ABOUT THIS TASK:
Retype all of the data shown below, keeping every character the same.

RECORDS SHOWN:

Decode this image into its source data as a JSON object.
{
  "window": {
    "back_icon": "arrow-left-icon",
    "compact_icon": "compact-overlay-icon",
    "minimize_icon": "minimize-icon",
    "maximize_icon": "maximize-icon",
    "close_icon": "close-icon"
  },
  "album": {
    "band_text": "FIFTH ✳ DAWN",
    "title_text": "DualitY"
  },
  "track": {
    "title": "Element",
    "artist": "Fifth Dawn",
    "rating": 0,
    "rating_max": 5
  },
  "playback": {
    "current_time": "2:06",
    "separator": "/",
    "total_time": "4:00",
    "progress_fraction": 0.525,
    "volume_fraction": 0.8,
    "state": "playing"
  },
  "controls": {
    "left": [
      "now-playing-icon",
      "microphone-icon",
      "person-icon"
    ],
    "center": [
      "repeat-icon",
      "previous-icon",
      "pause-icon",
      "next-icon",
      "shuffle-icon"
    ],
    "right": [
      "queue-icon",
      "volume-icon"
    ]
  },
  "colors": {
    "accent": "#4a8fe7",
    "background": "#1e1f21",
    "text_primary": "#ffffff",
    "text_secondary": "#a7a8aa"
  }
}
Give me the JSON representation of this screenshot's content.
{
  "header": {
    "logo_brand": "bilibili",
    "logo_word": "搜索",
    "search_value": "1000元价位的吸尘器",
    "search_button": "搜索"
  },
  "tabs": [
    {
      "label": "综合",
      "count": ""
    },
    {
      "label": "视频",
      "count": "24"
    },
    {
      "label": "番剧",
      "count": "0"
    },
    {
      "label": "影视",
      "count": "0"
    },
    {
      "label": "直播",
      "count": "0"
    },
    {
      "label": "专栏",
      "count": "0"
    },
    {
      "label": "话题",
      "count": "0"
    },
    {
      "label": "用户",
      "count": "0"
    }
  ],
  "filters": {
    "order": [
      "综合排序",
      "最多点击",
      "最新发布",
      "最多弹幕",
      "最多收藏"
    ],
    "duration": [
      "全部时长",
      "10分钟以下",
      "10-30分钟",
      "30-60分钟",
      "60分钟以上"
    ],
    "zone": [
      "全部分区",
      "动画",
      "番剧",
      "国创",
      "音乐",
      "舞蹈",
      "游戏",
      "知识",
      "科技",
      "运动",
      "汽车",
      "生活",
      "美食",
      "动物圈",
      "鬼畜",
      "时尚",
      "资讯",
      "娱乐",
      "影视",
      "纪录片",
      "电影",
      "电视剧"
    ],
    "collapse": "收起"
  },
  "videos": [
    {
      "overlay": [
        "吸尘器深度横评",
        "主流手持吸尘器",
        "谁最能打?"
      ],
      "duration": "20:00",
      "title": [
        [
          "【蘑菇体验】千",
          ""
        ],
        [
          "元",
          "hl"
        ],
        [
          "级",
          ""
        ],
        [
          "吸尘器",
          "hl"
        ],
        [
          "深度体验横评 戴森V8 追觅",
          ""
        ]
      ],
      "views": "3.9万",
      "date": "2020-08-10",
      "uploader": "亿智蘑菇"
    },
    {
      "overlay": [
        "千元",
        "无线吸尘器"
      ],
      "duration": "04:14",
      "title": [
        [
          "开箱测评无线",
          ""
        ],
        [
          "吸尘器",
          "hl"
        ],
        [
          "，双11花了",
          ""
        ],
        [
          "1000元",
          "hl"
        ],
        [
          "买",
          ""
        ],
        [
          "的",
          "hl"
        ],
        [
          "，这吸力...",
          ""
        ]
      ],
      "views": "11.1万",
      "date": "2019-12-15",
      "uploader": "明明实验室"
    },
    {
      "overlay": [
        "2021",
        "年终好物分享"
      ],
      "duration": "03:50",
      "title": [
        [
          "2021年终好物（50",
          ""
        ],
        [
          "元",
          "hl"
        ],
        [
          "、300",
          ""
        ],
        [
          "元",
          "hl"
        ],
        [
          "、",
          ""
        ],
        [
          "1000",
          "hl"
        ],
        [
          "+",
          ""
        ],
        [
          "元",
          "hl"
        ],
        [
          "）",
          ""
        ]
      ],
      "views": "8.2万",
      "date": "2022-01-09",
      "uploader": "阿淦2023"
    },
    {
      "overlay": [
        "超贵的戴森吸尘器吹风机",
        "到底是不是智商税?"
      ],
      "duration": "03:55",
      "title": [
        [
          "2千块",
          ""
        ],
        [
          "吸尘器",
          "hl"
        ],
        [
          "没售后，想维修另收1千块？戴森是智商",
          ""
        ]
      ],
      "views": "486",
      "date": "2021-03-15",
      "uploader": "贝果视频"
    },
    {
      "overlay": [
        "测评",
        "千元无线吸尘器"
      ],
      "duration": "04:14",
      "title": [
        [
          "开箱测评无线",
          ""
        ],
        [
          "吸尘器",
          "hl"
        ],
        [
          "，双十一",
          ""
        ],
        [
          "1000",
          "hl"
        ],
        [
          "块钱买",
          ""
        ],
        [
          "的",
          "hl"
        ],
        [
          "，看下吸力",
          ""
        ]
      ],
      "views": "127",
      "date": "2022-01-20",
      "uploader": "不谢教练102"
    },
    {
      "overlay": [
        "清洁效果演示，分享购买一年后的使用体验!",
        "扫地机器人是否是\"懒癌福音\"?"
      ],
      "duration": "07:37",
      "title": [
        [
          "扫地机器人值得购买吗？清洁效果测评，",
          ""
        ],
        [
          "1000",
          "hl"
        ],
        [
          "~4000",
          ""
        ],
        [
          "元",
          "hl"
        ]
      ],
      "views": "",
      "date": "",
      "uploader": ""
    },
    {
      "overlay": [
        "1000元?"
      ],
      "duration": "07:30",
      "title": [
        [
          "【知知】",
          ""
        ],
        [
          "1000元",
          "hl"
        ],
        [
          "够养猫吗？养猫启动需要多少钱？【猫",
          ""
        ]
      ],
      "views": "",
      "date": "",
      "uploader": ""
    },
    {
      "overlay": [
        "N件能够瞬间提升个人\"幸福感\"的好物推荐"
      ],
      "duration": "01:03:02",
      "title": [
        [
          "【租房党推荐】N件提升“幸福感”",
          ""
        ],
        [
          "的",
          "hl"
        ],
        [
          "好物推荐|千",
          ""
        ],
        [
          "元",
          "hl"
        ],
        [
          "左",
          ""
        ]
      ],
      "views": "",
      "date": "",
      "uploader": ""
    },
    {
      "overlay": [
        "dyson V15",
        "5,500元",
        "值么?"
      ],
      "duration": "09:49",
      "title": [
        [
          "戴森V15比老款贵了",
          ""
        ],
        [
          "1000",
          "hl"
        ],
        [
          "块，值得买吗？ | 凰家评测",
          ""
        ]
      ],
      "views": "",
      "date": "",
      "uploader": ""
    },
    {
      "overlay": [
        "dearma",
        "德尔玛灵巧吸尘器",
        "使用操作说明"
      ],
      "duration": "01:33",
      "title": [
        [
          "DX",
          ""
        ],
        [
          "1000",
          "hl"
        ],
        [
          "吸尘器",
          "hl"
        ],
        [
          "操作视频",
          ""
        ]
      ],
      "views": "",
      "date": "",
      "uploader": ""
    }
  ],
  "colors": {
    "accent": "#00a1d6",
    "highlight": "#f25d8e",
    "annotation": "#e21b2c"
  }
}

OUTPUT OF THE EXERCISE:
Decode this image into its source data as a JSON object.
{
  "window": {
    "back_icon": "arrow-left-icon",
    "compact_icon": "compact-overlay-icon",
    "minimize_icon": "minimize-icon",
    "maximize_icon": "maximize-icon",
    "close_icon": "close-icon"
  },
  "album": {
    "band_text": "FIFTH ✳ DAWN",
    "title_text": "DualitY"
  },
  "track": {
    "title": "Element",
    "artist": "Fifth Dawn",
    "rating": 0,
    "rating_max": 5
  },
  "playback": {
    "current_time": "2:06",
    "separator": "/",
    "total_time": "4:00",
    "progress_fraction": 0.525,
    "volume_fraction": 0.8,
    "state": "playing"
  },
  "controls": {
    "left": [
      "now-playing-icon",
      "microphone-icon",
      "person-icon"
    ],
    "center": [
      "repeat-icon",
      "previous-icon",
      "pause-icon",
      "next-icon",
      "shuffle-icon"
    ],
    "right": [
      "queue-icon",
      "volume-icon"
    ]
  },
  "colors": {
    "accent": "#4a8fe7",
    "background": "#1e1f21",
    "text_primary": "#ffffff",
    "text_secondary": "#a7a8aa"
  }
}
Give me the JSON representation of this screenshot's content.
{
  "header": {
    "logo_brand": "bilibili",
    "logo_word": "搜索",
    "search_value": "1000元价位的吸尘器",
    "search_button": "搜索"
  },
  "tabs": [
    {
      "label": "综合",
      "count": ""
    },
    {
      "label": "视频",
      "count": "24"
    },
    {
      "label": "番剧",
      "count": "0"
    },
    {
      "label": "影视",
      "count": "0"
    },
    {
      "label": "直播",
      "count": "0"
    },
    {
      "label": "专栏",
      "count": "0"
    },
    {
      "label": "话题",
      "count": "0"
    },
    {
      "label": "用户",
      "count": "0"
    }
  ],
  "filters": {
    "order": [
      "综合排序",
      "最多点击",
      "最新发布",
      "最多弹幕",
      "最多收藏"
    ],
    "duration": [
      "全部时长",
      "10分钟以下",
      "10-30分钟",
      "30-60分钟",
      "60分钟以上"
    ],
    "zone": [
      "全部分区",
      "动画",
      "番剧",
      "国创",
      "音乐",
      "舞蹈",
      "游戏",
      "知识",
      "科技",
      "运动",
      "汽车",
      "生活",
      "美食",
      "动物圈",
      "鬼畜",
      "时尚",
      "资讯",
      "娱乐",
      "影视",
      "纪录片",
      "电影",
      "电视剧"
    ],
    "collapse": "收起"
  },
  "videos": [
    {
      "overlay": [
        "吸尘器深度横评",
        "主流手持吸尘器",
        "谁最能打?"
      ],
      "duration": "20:00",
      "title": [
        [
          "【蘑菇体验】千",
          ""
        ],
        [
          "元",
          "hl"
        ],
        [
          "级",
          ""
        ],
        [
          "吸尘器",
          "hl"
        ],
        [
          "深度体验横评 戴森V8 追觅",
          ""
        ]
      ],
      "views": "3.9万",
      "date": "2020-08-10",
      "uploader": "亿智蘑菇"
    },
    {
      "overlay": [
        "千元",
        "无线吸尘器"
      ],
      "duration": "04:14",
      "title": [
        [
          "开箱测评无线",
          ""
        ],
        [
          "吸尘器",
          "hl"
        ],
        [
          "，双11花了",
          ""
        ],
        [
          "1000元",
          "hl"
        ],
        [
          "买",
          ""
        ],
        [
          "的",
          "hl"
        ],
        [
          "，这吸力...",
          ""
        ]
      ],
      "views": "11.1万",
      "date": "2019-12-15",
      "uploader": "明明实验室"
    },
    {
      "overlay": [
        "2021",
        "年终好物分享"
      ],
      "duration": "03:50",
      "title": [
        [
          "2021年终好物（50",
          ""
        ],
        [
          "元",
          "hl"
        ],
        [
          "、300",
          ""
        ],
        [
          "元",
          "hl"
        ],
        [
          "、",
          ""
        ],
        [
          "1000",
          "hl"
        ],
        [
          "+",
          ""
        ],
        [
          "元",
          "hl"
        ],
        [
          "）",
          ""
        ]
      ],
      "views": "8.2万",
      "date": "2022-01-09",
      "uploader": "阿淦2023"
    },
    {
      "overlay": [
        "超贵的戴森吸尘器吹风机",
        "到底是不是智商税?"
      ],
      "duration": "03:55",
      "title": [
        [
          "2千块",
          ""
        ],
        [
          "吸尘器",
          "hl"
        ],
        [
          "没售后，想维修另收1千块？戴森是智商",
          ""
        ]
      ],
      "views": "486",
      "date": "2021-03-15",
      "uploader": "贝果视频"
    },
    {
      "overlay": [
        "测评",
        "千元无线吸尘器"
      ],
      "duration": "04:14",
      "title": [
        [
          "开箱测评无线",
          ""
        ],
        [
          "吸尘器",
          "hl"
        ],
        [
          "，双十一",
          ""
        ],
        [
          "1000",
          "hl"
        ],
        [
          "块钱买",
          ""
        ],
        [
          "的",
          "hl"
        ],
        [
          "，看下吸力",
          ""
        ]
      ],
      "views": "127",
      "date": "2022-01-20",
      "uploader": "不谢教练102"
    },
    {
      "overlay": [
        "清洁效果演示，分享购买一年后的使用体验!",
        "扫地机器人是否是\"懒癌福音\"?"
      ],
      "duration": "07:37",
      "title": [
        [
          "扫地机器人值得购买吗？清洁效果测评，",
          ""
        ],
        [
          "1000",
          "hl"
        ],
        [
          "~4000",
          ""
        ],
        [
          "元",
          "hl"
        ]
      ],
      "views": "",
      "date": "",
      "uploader": ""
    },
    {
      "overlay": [
        "1000元?"
      ],
      "duration": "07:30",
      "title": [
        [
          "【知知】",
          ""
        ],
        [
          "1000元",
          "hl"
        ],
        [
          "够养猫吗？养猫启动需要多少钱？【猫",
          ""
        ]
      ],
      "views": "",
      "date": "",
      "uploader": ""
    },
    {
      "overlay": [
        "N件能够瞬间提升个人\"幸福感\"的好物推荐"
      ],
      "duration": "01:03:02",
      "title": [
        [
          "【租房党推荐】N件提升“幸福感”",
          ""
        ],
        [
          "的",
          "hl"
        ],
        [
          "好物推荐|千",
          ""
        ],
        [
          "元",
          "hl"
        ],
        [
          "左",
          ""
        ]
      ],
      "views": "",
      "date": "",
      "uploader": ""
    },
    {
      "overlay": [
        "dyson V15",
        "5,500元",
        "值么?"
      ],
      "duration": "09:49",
      "title": [
        [
          "戴森V15比老款贵了",
          ""
        ],
        [
          "1000",
          "hl"
        ],
        [
          "块，值得买吗？ | 凰家评测",
          ""
        ]
      ],
      "views": "",
      "date": "",
      "uploader": ""
    },
    {
      "overlay": [
        "dearma",
        "德尔玛灵巧吸尘器",
        "使用操作说明"
      ],
      "duration": "01:33",
      "title": [
        [
          "DX",
          ""
        ],
        [
          "1000",
          "hl"
        ],
        [
          "吸尘器",
          "hl"
        ],
        [
          "操作视频",
          ""
        ]
      ],
      "views": "",
      "date": "",
      "uploader": ""
    }
  ],
  "colors": {
    "accent": "#00a1d6",
    "highlight": "#f25d8e",
    "annotation": "#e21b2c"
  }
}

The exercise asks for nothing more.